(Extracted records)

Segment Open

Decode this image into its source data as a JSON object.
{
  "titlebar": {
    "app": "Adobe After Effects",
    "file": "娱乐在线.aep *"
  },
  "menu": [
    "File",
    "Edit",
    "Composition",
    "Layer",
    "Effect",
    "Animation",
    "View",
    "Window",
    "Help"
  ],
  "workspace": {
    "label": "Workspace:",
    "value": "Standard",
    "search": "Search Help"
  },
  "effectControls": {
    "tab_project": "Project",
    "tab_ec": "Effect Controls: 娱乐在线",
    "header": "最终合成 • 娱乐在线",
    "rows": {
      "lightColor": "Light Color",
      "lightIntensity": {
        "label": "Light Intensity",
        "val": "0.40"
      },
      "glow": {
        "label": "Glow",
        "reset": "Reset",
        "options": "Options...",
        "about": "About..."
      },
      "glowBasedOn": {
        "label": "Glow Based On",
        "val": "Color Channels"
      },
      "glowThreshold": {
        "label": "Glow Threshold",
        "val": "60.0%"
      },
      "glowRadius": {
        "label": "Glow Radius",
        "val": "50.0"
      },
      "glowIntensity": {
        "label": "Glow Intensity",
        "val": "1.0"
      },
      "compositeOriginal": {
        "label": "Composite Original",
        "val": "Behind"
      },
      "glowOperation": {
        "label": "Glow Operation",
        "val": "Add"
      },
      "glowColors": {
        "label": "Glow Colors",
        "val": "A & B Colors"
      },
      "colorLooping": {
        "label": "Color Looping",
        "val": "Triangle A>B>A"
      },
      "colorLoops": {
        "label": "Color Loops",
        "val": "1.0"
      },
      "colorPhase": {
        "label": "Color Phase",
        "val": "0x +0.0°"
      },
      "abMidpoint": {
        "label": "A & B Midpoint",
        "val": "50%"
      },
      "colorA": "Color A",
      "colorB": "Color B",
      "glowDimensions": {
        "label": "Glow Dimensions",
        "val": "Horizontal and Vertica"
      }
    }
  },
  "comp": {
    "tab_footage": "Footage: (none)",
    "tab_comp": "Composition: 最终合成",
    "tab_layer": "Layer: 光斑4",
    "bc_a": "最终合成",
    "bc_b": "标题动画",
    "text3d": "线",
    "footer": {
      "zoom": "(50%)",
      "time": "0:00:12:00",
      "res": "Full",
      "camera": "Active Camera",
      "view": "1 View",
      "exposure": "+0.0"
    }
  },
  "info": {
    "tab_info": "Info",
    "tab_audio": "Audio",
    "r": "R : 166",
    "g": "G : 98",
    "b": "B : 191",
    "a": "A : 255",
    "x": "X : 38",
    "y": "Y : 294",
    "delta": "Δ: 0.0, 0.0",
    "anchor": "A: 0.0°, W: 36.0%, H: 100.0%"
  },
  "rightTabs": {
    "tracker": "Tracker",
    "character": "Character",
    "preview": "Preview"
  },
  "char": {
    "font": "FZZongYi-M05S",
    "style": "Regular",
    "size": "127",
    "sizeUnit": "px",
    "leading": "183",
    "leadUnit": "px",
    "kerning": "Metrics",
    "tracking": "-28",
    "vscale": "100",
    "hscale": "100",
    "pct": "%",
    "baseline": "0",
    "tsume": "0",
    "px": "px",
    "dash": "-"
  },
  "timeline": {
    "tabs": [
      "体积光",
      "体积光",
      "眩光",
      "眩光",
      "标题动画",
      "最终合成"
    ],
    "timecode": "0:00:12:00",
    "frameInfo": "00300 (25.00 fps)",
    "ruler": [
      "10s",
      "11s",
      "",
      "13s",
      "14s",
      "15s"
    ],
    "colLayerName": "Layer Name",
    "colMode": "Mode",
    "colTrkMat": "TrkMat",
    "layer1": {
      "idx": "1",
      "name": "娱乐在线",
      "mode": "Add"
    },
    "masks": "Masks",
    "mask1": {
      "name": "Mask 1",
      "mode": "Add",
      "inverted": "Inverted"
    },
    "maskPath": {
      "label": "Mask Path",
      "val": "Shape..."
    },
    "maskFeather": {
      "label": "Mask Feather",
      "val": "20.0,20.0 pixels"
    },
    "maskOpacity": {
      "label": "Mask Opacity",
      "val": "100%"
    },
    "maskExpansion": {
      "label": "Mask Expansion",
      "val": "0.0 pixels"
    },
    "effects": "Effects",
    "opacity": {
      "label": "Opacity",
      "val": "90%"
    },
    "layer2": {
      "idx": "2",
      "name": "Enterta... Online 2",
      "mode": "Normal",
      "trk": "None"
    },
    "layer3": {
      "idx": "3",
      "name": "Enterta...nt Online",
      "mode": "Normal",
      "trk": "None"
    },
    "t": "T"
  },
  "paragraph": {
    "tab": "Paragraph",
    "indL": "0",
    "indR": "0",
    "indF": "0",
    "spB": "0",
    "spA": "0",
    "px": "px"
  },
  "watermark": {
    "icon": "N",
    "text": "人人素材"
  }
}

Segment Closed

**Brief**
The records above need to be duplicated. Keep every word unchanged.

**Solved exercise**
Decode this image into its source data as a JSON object.
{
  "titlebar": {
    "app": "Adobe After Effects",
    "file": "娱乐在线.aep *"
  },
  "menu": [
    "File",
    "Edit",
    "Composition",
    "Layer",
    "Effect",
    "Animation",
    "View",
    "Window",
    "Help"
  ],
  "workspace": {
    "label": "Workspace:",
    "value": "Standard",
    "search": "Search Help"
  },
  "effectControls": {
    "tab_project": "Project",
    "tab_ec": "Effect Controls: 娱乐在线",
    "header": "最终合成 • 娱乐在线",
    "rows": {
      "lightColor": "Light Color",
      "lightIntensity": {
        "label": "Light Intensity",
        "val": "0.40"
      },
      "glow": {
        "label": "Glow",
        "reset": "Reset",
        "options": "Options...",
        "about": "About..."
      },
      "glowBasedOn": {
        "label": "Glow Based On",
        "val": "Color Channels"
      },
      "glowThreshold": {
        "label": "Glow Threshold",
        "val": "60.0%"
      },
      "glowRadius": {
        "label": "Glow Radius",
        "val": "50.0"
      },
      "glowIntensity": {
        "label": "Glow Intensity",
        "val": "1.0"
      },
      "compositeOriginal": {
        "label": "Composite Original",
        "val": "Behind"
      },
      "glowOperation": {
        "label": "Glow Operation",
        "val": "Add"
      },
      "glowColors": {
        "label": "Glow Colors",
        "val": "A & B Colors"
      },
      "colorLooping": {
        "label": "Color Looping",
        "val": "Triangle A>B>A"
      },
      "colorLoops": {
        "label": "Color Loops",
        "val": "1.0"
      },
      "colorPhase": {
        "label": "Color Phase",
        "val": "0x +0.0°"
      },
      "abMidpoint": {
        "label": "A & B Midpoint",
        "val": "50%"
      },
      "colorA": "Color A",
      "colorB": "Color B",
      "glowDimensions": {
        "label": "Glow Dimensions",
        "val": "Horizontal and Vertica"
      }
    }
  },
  "comp": {
    "tab_footage": "Footage: (none)",
    "tab_comp": "Composition: 最终合成",
    "tab_layer": "Layer: 光斑4",
    "bc_a": "最终合成",
    "bc_b": "标题动画",
    "text3d": "线",
    "footer": {
      "zoom": "(50%)",
      "time": "0:00:12:00",
      "res": "Full",
      "camera": "Active Camera",
      "view": "1 View",
      "exposure": "+0.0"
    }
  },
  "info": {
    "tab_info": "Info",
    "tab_audio": "Audio",
    "r": "R : 166",
    "g": "G : 98",
    "b": "B : 191",
    "a": "A : 255",
    "x": "X : 38",
    "y": "Y : 294",
    "delta": "Δ: 0.0, 0.0",
    "anchor": "A: 0.0°, W: 36.0%, H: 100.0%"
  },
  "rightTabs": {
    "tracker": "Tracker",
    "character": "Character",
    "preview": "Preview"
  },
  "char": {
    "font": "FZZongYi-M05S",
    "style": "Regular",
    "size": "127",
    "sizeUnit": "px",
    "leading": "183",
    "leadUnit": "px",
    "kerning": "Metrics",
    "tracking": "-28",
    "vscale": "100",
    "hscale": "100",
    "pct": "%",
    "baseline": "0",
    "tsume": "0",
    "px": "px",
    "dash": "-"
  },
  "timeline": {
    "tabs": [
      "体积光",
      "体积光",
      "眩光",
      "眩光",
      "标题动画",
      "最终合成"
    ],
    "timecode": "0:00:12:00",
    "frameInfo": "00300 (25.00 fps)",
    "ruler": [
      "10s",
      "11s",
      "",
      "13s",
      "14s",
      "15s"
    ],
    "colLayerName": "Layer Name",
    "colMode": "Mode",
    "colTrkMat": "TrkMat",
    "layer1": {
      "idx": "1",
      "name": "娱乐在线",
      "mode": "Add"
    },
    "masks": "Masks",
    "mask1": {
      "name": "Mask 1",
      "mode": "Add",
      "inverted": "Inverted"
    },
    "maskPath": {
      "label": "Mask Path",
      "val": "Shape..."
    },
    "maskFeather": {
      "label": "Mask Feather",
      "val": "20.0,20.0 pixels"
    },
    "maskOpacity": {
      "label": "Mask Opacity",
      "val": "100%"
    },
    "maskExpansion": {
      "label": "Mask Expansion",
      "val": "0.0 pixels"
    },
    "effects": "Effects",
    "opacity": {
      "label": "Opacity",
      "val": "90%"
    },
    "layer2": {
      "idx": "2",
      "name": "Enterta... Online 2",
      "mode": "Normal",
      "trk": "None"
    },
    "layer3": {
      "idx": "3",
      "name": "Enterta...nt Online",
      "mode": "Normal",
      "trk": "None"
    },
    "t": "T"
  },
  "paragraph": {
    "tab": "Paragraph",
    "indL": "0",
    "indR": "0",
    "indF": "0",
    "spB": "0",
    "spA": "0",
    "px": "px"
  },
  "watermark": {
    "icon": "N",
    "text": "人人素材"
  }
}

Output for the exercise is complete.